Then I head to a late night shack party. A garage, where people who are too old and have too much money chug forties of malt liquor with each other. Or to the beach to watch giant creatures make disturbances in the waters under the sky. Or to my basement tent cot and lame ass beats and the eternal pint of whiskey tucked away.

And on and on to the certainty of the next day. Until one day that day is suddenly no longer the one before.


My train from the Cape took me straight to Grad school and chasing the academic version of the middle class American dream. Which, best case, is lifelong debt and a middle management Ad agency version of indentured servitude.

Ad’s train from the Cape was to ten years in a max facility somewhere on mainland Massachusetts. Away from the sea.

As far as I could piece together later it was. All. Some combination of.

One night of the many in which he spent hunting lovelies to hump (and if possible a genetically similar version as well).

When he was in a church where he lectured often. In which he assumed he had some pull. That the glide and shine of his words had purchased a consecrated space.

And the lovely he was loving wanted a bump of coke before worshipping at the altar of his cock.

And he thought going up the only dark staircase at the end of the dark bar. To the coke dealers apartment. To knock and bang. And ask for coke. In the wee. Made perfect sense.

Because these were his fellow citizens. Parishioners. Congregation.

And when the coke dealer said.

Fuck off I don’t know you.

And Ad said.

Of course you know me man. We see each other all the time.

And the dealer said.

I don’t know you for shit. Fuck off or I’ll fuck you off myself.

And may or may not have have flashed the dull but sharp butt of a pistol in the belt of his pants. Ad went back down those stairs. But by the time he reached bottom, he was no longer Ad.

And so Tyler left the bar without his waiting lovely to hump. And Tyler stewed in dark juices. And Tyler bathed himself in loud painful sound.

And Tyler returned later to that sleeping locked down church. With all of its tinder and booze and coke and coke dealing carbon forms. And tried his very best to burn it all. And ash that rejection to the morning sun.


Well. Even a small failure of a fire leaves a smell.
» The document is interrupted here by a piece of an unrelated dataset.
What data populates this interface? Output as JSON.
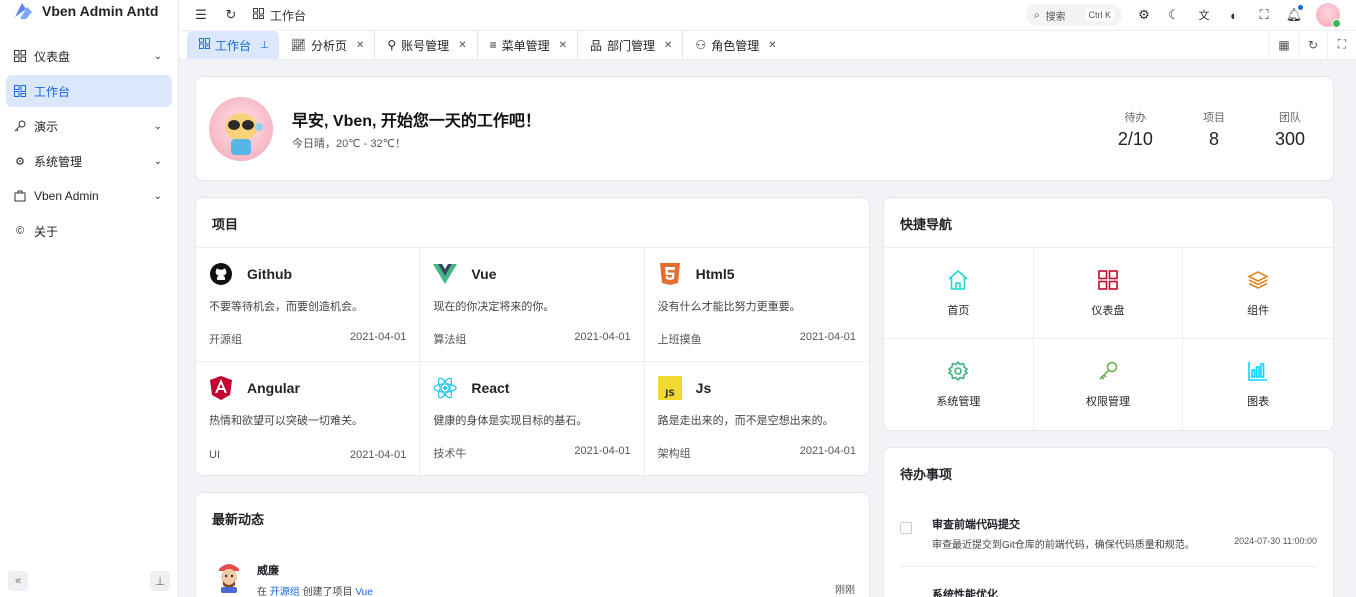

And a dog can smell a smell.

And a trained dog can smell a smell that is the same smell. Even if it is far away. And days later. And on a shitty pair of sneakers. Of someone I shared time with. And called a friend. In a Cape Cod liquor store.

And when I think about him, even now. I think about the time he told me about the coyotes on the Cape. And how he once found one dead. Young. And small.

And lifted it into his arms. And carried it to a place he knew, where he might like to be buried. If circumstances permitted. And dug a simple but elegant space to lay it in the quiet ground.

He was a heavy little bastard. All muscle.

Ad said.


I said. Silver grey shadows on the snow top. Just waiting for people to go.